Belz has a deep resume of reporting from war-torn areas while embedded with affected communities.  She said, “In Iraq, Christians formed the backbone of the middle class.  They were the shopkeepers and professionals.  Without them, Iraq is poorer.  The ‘victims,’ then, aren’t only those who are targeted.”  A society that pushes Christians to the margins writes itself into a groundless, exploitative pulp fiction.  It ignores the true stories of the past and present that tell of Christians seasoning cultures with compassion, dignity, and charity.

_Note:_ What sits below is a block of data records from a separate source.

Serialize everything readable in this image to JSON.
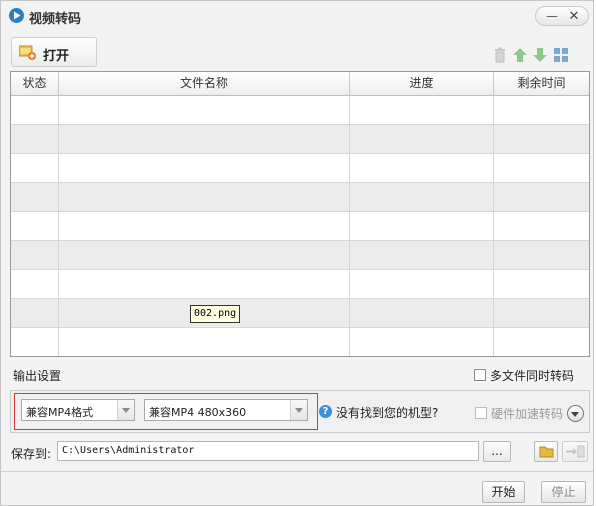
{
  "window": {
    "title": "视频转码",
    "minimize_symbol": "—",
    "close_symbol": "✕"
  },
  "toolbar": {
    "open_label": "打开",
    "icons": [
      "trash-icon",
      "move-up-icon",
      "move-down-icon",
      "grid-view-icon"
    ]
  },
  "file_table": {
    "columns": [
      "状态",
      "文件名称",
      "进度",
      "剩余时间"
    ],
    "rows": [],
    "tooltip": "002.png"
  },
  "output_settings": {
    "label": "输出设置",
    "multi_file_label": "多文件同时转码",
    "multi_file_checked": false,
    "format_select": "兼容MP4格式",
    "profile_select": "兼容MP4 480x360",
    "help_text": "没有找到您的机型?",
    "hw_accel_label": "硬件加速转码",
    "hw_accel_checked": false
  },
  "save": {
    "label": "保存到:",
    "path": "C:\\Users\\Administrator",
    "browse_label": "..."
  },
  "actions": {
    "start_label": "开始",
    "stop_label": "停止"
  },
  "colors": {
    "highlight_border": "#d9383a",
    "up_arrow": "#7fc07a",
    "accent_blue": "#2d7fc3"
  }
}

In ancient Rome, we rescued babies left to die, tended people sick with plagues, and fed the hungry including non-Christians.  In the Middle Ages we founded universities and advanced science and medicine.  Today we have organizations like these 2019 Hope Awards for Effective Compassion recipients: Scarlet Hope in Louisville, that rescues exploited women; Little Light Christian School in Oklahoma City that educates children of prisoners; 20schemes in Scotland that lifts people from poverty, crime, and addiction; Watered Gardens in Joplin, MO, that helps jobless and homeless men; and Purposeful Design in Indianapolis that provides woodworking jobs to former prisoners.

In his book, Unimaginable, Jeremiah Johnston describes how Christians benefit humanity, and why.  It’s because believers past and present have seen by this light: “God is loving; human life (that is, all life – old, young, sick, healthy, disabled, afflicted) is sacred to God; and…believing the kingdom of God was coming and yet in their midst, they prepared by caring for the sick, marginalized, and hurting, immediately.”  Indeed, that is what Jesus taught in his Sermon on the Mount, considered a magnum opus of ethics for His followers (Matt. 5-7).  And did He not elevate love of God and neighbor (Matt. 22:37-40) as the greatest commands?  Even if an individual or culture does not accept Jesus’ teachings, they will benefit from having people around who take them seriously.

Jesus said, “You are the salt of the earth; but if the salt has become tasteless, how can it be made salty again?” (Matt. 5:13).  Make no mistake.  It’s not just about a grain of salt.  It takes many shakes of the shaker to bend the flavor curve, even as each grain does its part.  Simply said, you are part of something far larger than yourself when you participate in what the Father is doing in the world.  Jesus said He did only what the Father directed (John 5:19), and He’s our example.  God is glorified, and your life, family, and culture are more savory when your life of faith is lived so that people taste the salt.